TASK DESCRIPTION:
Images are not part of the copy; write out the rest of the data exactly as given.
[PROVIDED DATA — start]
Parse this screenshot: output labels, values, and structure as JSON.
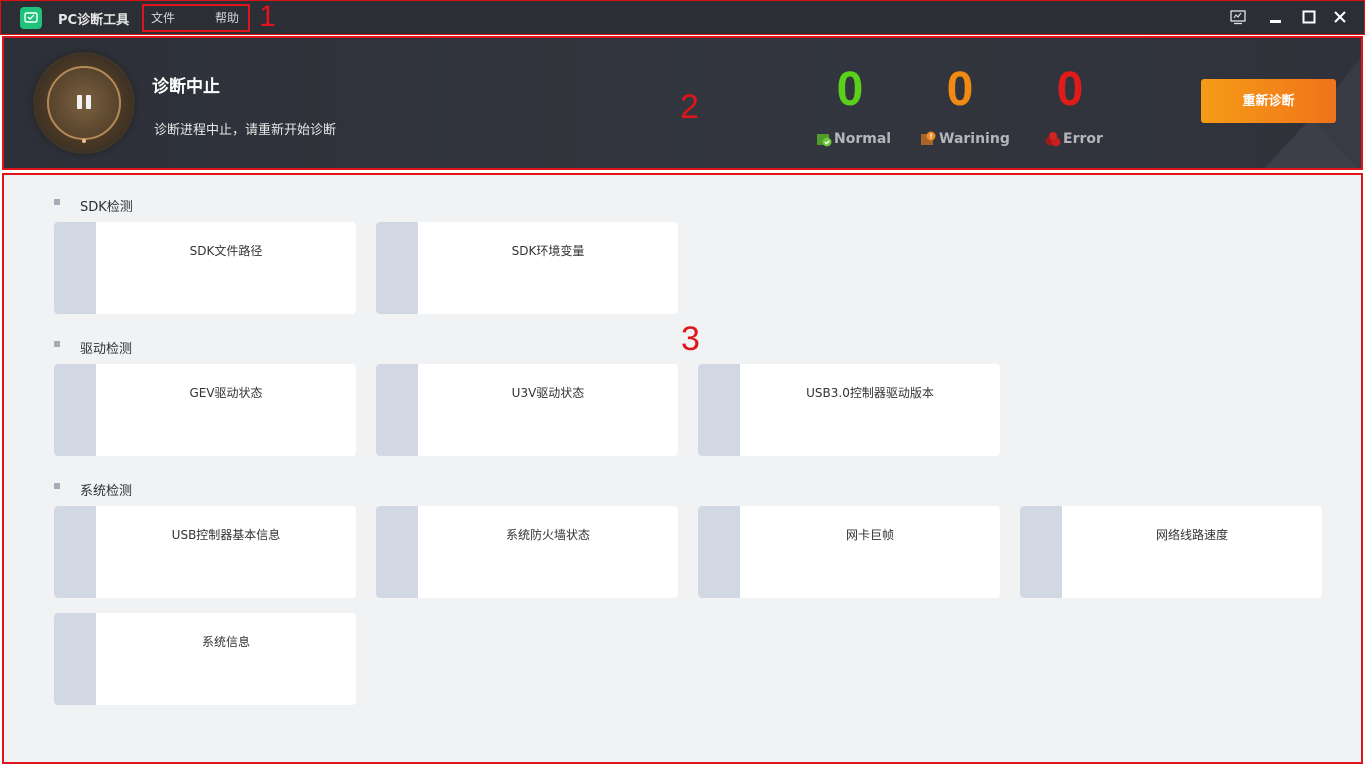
{
  "titlebar": {
    "app_title": "PC诊断工具",
    "menu": [
      "文件",
      "帮助"
    ],
    "annotation": "1"
  },
  "status": {
    "title": "诊断中止",
    "description": "诊断进程中止，请重新开始诊断",
    "annotation": "2",
    "counts": {
      "normal": {
        "value": "0",
        "label": "Normal",
        "color": "#5bd01b"
      },
      "warning": {
        "value": "0",
        "label": "Warining",
        "color": "#f18a12"
      },
      "error": {
        "value": "0",
        "label": "Error",
        "color": "#e11a1a"
      }
    },
    "restart_label": "重新诊断"
  },
  "main": {
    "annotation": "3",
    "sections": [
      {
        "title": "SDK检测",
        "items": [
          "SDK文件路径",
          "SDK环境变量"
        ]
      },
      {
        "title": "驱动检测",
        "items": [
          "GEV驱动状态",
          "U3V驱动状态",
          "USB3.0控制器驱动版本"
        ]
      },
      {
        "title": "系统检测",
        "items": [
          "USB控制器基本信息",
          "系统防火墙状态",
          "网卡巨帧",
          "网络线路速度",
          "系统信息"
        ]
      }
    ]
  },
  "colors": {
    "accent": "#1fc27a",
    "button": "#f59c16",
    "annotation": "#e0151b"
  }
}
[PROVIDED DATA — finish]
COMPLETED EXERCISE:
Parse this screenshot: output labels, values, and structure as JSON.
{
  "titlebar": {
    "app_title": "PC诊断工具",
    "menu": [
      "文件",
      "帮助"
    ],
    "annotation": "1"
  },
  "status": {
    "title": "诊断中止",
    "description": "诊断进程中止，请重新开始诊断",
    "annotation": "2",
    "counts": {
      "normal": {
        "value": "0",
        "label": "Normal",
        "color": "#5bd01b"
      },
      "warning": {
        "value": "0",
        "label": "Warining",
        "color": "#f18a12"
      },
      "error": {
        "value": "0",
        "label": "Error",
        "color": "#e11a1a"
      }
    },
    "restart_label": "重新诊断"
  },
  "main": {
    "annotation": "3",
    "sections": [
      {
        "title": "SDK检测",
        "items": [
          "SDK文件路径",
          "SDK环境变量"
        ]
      },
      {
        "title": "驱动检测",
        "items": [
          "GEV驱动状态",
          "U3V驱动状态",
          "USB3.0控制器驱动版本"
        ]
      },
      {
        "title": "系统检测",
        "items": [
          "USB控制器基本信息",
          "系统防火墙状态",
          "网卡巨帧",
          "网络线路速度",
          "系统信息"
        ]
      }
    ]
  },
  "colors": {
    "accent": "#1fc27a",
    "button": "#f59c16",
    "annotation": "#e0151b"
  }
}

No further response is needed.